## [Directions for this task]
Please work out how many lines in the entries contain "Analitik", then give that number with nothing added.

--- Information provided Enclosed Below ---

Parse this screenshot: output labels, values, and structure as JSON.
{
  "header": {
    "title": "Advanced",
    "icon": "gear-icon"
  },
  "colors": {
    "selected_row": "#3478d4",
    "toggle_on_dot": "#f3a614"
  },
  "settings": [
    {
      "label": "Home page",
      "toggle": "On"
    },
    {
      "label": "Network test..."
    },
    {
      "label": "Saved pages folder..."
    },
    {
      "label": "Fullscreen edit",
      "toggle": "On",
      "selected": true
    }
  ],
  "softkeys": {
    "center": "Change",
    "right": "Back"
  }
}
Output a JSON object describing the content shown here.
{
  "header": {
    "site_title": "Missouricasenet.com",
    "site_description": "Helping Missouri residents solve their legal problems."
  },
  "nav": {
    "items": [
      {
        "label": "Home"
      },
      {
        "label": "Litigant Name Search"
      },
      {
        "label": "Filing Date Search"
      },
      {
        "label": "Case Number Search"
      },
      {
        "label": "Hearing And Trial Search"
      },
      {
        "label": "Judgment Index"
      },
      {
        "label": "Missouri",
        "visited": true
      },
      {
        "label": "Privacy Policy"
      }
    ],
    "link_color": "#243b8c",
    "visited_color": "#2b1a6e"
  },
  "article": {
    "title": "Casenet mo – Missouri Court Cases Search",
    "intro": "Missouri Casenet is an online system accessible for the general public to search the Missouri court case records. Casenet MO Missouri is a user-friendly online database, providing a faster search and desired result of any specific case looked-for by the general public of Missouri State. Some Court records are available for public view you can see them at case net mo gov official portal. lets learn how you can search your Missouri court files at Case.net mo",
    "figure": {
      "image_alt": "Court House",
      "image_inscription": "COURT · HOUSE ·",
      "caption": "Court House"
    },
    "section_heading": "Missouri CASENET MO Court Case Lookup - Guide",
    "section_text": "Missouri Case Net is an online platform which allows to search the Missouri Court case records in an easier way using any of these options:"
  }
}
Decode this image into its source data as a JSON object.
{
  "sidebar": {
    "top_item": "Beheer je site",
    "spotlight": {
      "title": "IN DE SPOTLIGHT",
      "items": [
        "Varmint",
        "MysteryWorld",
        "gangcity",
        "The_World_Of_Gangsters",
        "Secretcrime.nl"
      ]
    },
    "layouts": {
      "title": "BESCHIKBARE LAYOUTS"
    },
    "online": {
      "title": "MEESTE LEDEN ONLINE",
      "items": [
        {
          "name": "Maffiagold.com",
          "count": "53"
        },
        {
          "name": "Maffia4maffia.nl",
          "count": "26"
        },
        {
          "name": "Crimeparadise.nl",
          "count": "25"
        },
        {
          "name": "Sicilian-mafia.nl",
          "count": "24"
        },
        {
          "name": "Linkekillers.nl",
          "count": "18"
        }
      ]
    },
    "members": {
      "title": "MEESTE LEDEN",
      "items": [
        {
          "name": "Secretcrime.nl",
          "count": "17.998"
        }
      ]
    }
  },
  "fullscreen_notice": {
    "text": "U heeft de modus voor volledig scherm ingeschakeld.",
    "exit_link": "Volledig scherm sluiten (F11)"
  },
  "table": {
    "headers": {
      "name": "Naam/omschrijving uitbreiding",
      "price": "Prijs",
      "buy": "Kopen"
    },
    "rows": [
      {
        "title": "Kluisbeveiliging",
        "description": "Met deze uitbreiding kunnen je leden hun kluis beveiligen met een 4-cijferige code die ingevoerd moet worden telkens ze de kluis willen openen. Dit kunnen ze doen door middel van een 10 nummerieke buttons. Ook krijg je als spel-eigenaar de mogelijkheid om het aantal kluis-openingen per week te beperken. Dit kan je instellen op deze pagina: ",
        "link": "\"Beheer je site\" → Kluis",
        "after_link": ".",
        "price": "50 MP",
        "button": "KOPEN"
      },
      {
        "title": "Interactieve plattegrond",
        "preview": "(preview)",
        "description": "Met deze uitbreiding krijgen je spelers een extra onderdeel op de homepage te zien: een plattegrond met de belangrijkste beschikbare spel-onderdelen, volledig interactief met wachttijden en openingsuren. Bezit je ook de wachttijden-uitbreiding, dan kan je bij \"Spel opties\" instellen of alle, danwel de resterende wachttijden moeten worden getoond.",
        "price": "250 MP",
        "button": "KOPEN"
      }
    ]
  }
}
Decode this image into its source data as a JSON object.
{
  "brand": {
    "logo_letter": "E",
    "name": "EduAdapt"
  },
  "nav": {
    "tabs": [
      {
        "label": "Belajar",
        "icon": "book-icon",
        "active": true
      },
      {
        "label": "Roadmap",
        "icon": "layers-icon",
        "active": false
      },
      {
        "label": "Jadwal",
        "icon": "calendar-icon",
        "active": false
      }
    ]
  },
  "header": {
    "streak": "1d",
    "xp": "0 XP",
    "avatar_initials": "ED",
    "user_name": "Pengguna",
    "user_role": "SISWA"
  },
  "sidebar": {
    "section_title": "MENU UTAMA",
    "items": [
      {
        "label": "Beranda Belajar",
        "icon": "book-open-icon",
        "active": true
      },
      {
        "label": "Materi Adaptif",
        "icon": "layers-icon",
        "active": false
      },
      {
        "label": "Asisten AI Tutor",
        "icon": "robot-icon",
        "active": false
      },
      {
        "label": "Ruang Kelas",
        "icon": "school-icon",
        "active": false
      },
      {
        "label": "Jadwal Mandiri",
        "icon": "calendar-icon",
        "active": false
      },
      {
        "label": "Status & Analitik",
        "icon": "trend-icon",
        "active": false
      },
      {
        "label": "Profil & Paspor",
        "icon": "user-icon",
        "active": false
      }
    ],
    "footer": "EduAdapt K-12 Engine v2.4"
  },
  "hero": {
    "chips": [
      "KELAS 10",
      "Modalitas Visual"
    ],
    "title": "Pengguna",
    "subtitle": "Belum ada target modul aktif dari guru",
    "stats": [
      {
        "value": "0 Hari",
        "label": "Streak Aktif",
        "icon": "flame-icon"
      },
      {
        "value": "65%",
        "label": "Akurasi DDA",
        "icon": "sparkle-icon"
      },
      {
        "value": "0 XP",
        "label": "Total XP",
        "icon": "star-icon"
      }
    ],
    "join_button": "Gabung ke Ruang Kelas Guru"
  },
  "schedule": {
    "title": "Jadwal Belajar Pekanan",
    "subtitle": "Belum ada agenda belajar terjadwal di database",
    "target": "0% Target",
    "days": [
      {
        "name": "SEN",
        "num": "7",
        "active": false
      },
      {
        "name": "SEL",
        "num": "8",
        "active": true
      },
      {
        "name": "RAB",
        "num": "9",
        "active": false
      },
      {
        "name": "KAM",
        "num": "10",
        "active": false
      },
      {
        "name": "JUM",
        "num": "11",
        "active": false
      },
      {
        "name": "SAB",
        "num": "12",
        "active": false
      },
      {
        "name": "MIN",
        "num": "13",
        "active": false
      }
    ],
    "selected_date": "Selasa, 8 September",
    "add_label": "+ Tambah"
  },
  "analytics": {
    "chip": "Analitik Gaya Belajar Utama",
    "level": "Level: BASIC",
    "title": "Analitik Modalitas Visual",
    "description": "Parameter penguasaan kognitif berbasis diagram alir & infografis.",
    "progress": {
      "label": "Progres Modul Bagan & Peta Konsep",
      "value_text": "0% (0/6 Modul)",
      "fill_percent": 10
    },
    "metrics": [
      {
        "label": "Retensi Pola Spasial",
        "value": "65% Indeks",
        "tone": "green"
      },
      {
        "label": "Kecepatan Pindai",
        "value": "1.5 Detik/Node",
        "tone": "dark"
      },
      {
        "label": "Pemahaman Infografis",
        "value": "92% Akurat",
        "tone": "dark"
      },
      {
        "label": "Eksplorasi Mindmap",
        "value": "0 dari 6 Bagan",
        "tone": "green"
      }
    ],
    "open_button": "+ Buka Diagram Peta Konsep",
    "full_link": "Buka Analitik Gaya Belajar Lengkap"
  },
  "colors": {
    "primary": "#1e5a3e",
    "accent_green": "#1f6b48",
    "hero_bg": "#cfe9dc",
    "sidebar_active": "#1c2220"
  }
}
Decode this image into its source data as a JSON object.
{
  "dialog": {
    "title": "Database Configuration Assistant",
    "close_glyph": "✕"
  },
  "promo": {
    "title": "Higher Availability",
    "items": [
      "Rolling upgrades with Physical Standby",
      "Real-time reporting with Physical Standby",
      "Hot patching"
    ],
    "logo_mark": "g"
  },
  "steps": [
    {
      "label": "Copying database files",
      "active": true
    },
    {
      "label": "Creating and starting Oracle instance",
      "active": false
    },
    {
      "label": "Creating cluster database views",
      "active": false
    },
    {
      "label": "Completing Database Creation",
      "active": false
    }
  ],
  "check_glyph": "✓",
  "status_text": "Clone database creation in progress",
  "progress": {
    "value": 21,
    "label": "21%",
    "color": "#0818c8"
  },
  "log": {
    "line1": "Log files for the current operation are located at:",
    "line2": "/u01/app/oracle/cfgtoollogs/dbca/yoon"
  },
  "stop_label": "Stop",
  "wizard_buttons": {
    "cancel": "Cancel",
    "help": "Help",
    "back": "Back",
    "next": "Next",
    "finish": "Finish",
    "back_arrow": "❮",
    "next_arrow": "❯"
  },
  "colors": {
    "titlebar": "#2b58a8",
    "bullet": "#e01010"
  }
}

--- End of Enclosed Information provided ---

## [Response for this exercise]
4